Beem Explores Africa
Africa / Discovery and exploration
Lagos, Nigeria: Kachifo and Worldreader / Amazon Digital Services
ISBN 978 978 079 993 9
Beem is a young Nigerian girl who goes on a journey to explore the beauty and diversity of Africa. She meets people and animals, marvels at natural wonders, and visits historical sites all over the African continent. The book introduces children to the physical and human geography of Africa in an enjoyable, easy-to-grasp and beautifully illustrated way. It nurtures a love for nature and tolerance of inter-cultural differences. Follow Beem on an exciting adventure to learn about the wonders of the continent.
In this easy-to-read, fact-filled book, a young girl from Jos, Nigeria, takes readers on a tour of her continent.
The focus is on places and geographical features. After introducing the continent, Beem — our guide — begins with a bit of information about states and cities in Nigeria and hones in on plateaus, the most prominent geographical feature in her place in Nigeria, the Plateau State. We see an illustration of Beem, in casual clothes and a backpack, surveying a peaceful rock-filled landscape. The book continues in this fashion, with Beem introducing a place, highlighting a natural or human-made feature (e.g. pyramids in Egypt) and describing what she is doing, “I am standing so close to a pyramid now that I can see it is made of big flat stones.” Occasionally, Beem asks readers a question. ”Do you have ruins in your country?” she queries when introducing ruins in Great Zimbabwe. When pondering problems in the rainforest she poses a challenge. “Can you find out the ways we can make the rainforest and animals safe?” Animals are not the central topic of discussion in this book, they are appropriately integrated when discussing a geographical feature. Thus we learn about gorillas in the rainforest, camels in the desert and zebras in the savannah.

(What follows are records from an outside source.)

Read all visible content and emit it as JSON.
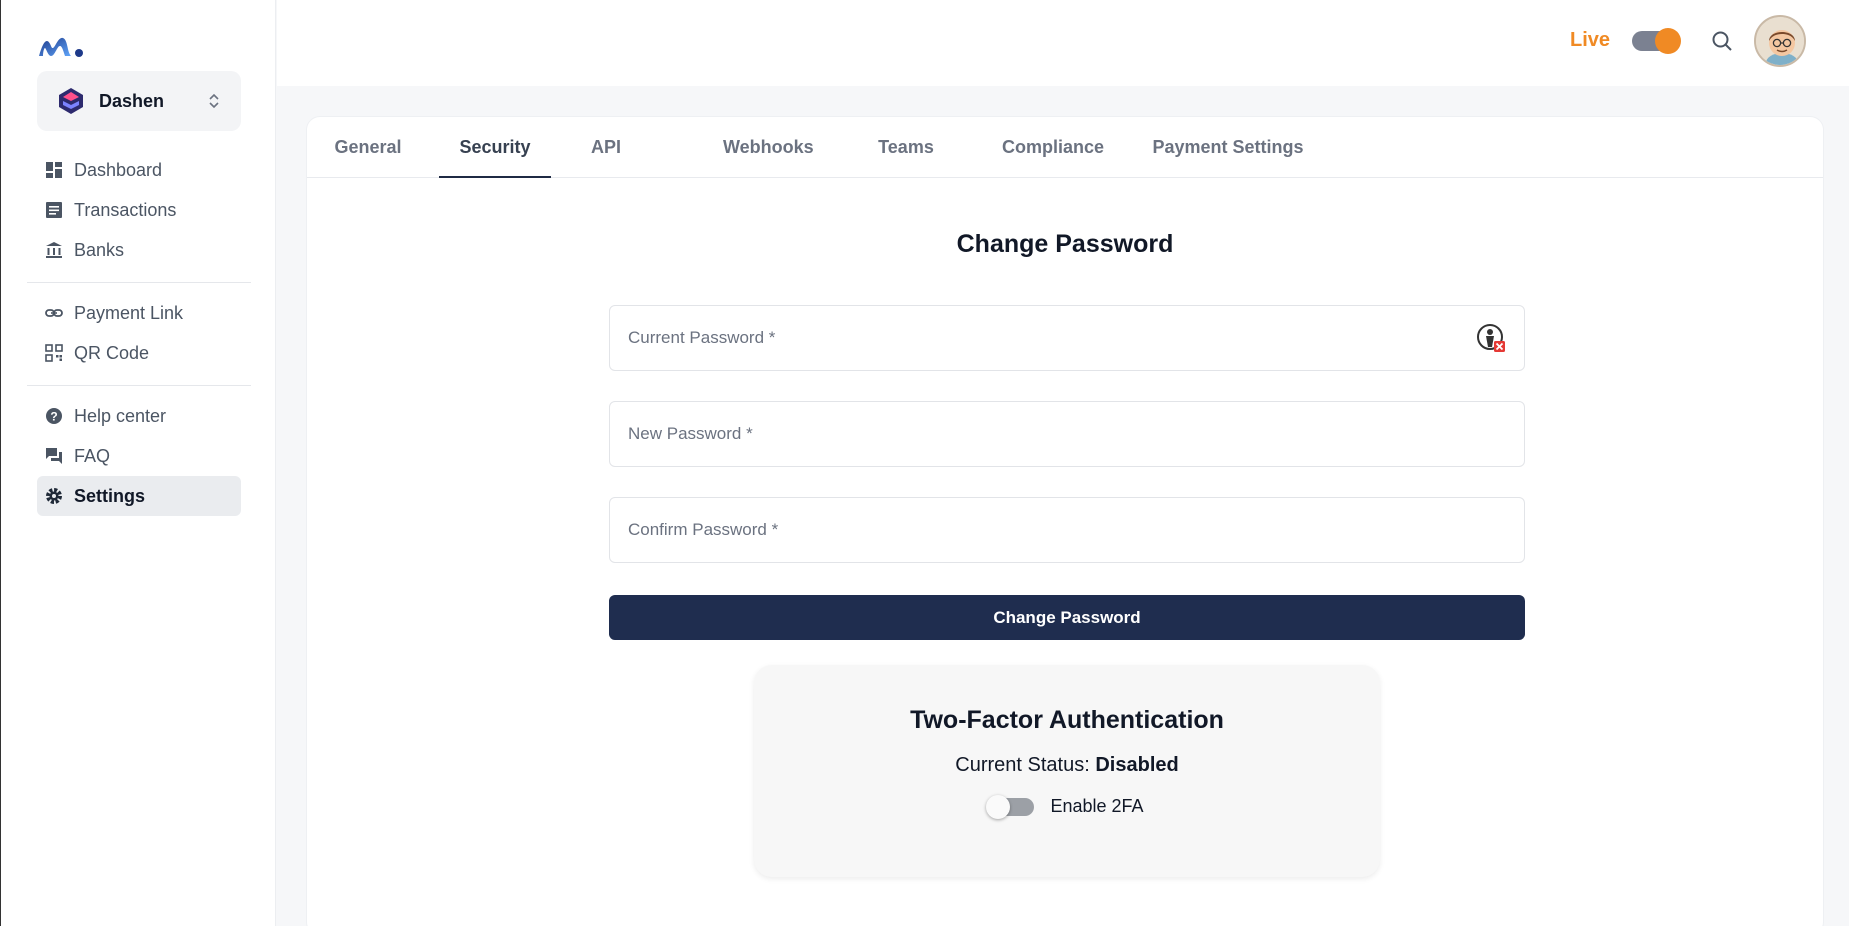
{
  "sidebar": {
    "org": {
      "name": "Dashen"
    },
    "groups": [
      [
        {
          "label": "Dashboard",
          "icon": "dashboard-icon"
        },
        {
          "label": "Transactions",
          "icon": "list-icon"
        },
        {
          "label": "Banks",
          "icon": "bank-icon"
        }
      ],
      [
        {
          "label": "Payment Link",
          "icon": "link-icon"
        },
        {
          "label": "QR Code",
          "icon": "qr-code-icon"
        }
      ],
      [
        {
          "label": "Help center",
          "icon": "help-icon"
        },
        {
          "label": "FAQ",
          "icon": "chat-icon"
        },
        {
          "label": "Settings",
          "icon": "gear-icon",
          "active": true
        }
      ]
    ]
  },
  "header": {
    "live_label": "Live",
    "live_enabled": true
  },
  "tabs": [
    {
      "label": "General"
    },
    {
      "label": "Security",
      "active": true
    },
    {
      "label": "API"
    },
    {
      "label": "Webhooks"
    },
    {
      "label": "Teams"
    },
    {
      "label": "Compliance"
    },
    {
      "label": "Payment Settings"
    }
  ],
  "password_form": {
    "title": "Change Password",
    "current_placeholder": "Current Password *",
    "new_placeholder": "New Password *",
    "confirm_placeholder": "Confirm Password *",
    "submit_label": "Change Password"
  },
  "two_factor": {
    "title": "Two-Factor Authentication",
    "status_prefix": "Current Status:",
    "status_value": "Disabled",
    "toggle_label": "Enable 2FA",
    "enabled": false
  },
  "colors": {
    "accent_orange": "#f08a24",
    "primary_navy": "#1f2d4f"
  }
}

Curiously, only three ethnic groups are mentioned, Berbers, Tuaregs, and Maasai and the diversity of lifestyles led by members of these groups are overlooked. This is a small flaw in an otherwise outstanding introduction to the African continent. The illustrations are appropriate and colorful. Students reading the electronic version of the book should be instructed to scroll forward to see the images referenced in the text.
Published in Africa Access Review (August 11, 2013)
Copyright 2013 Africa Access
Reviewed by: Brenda Randolph, Africa Access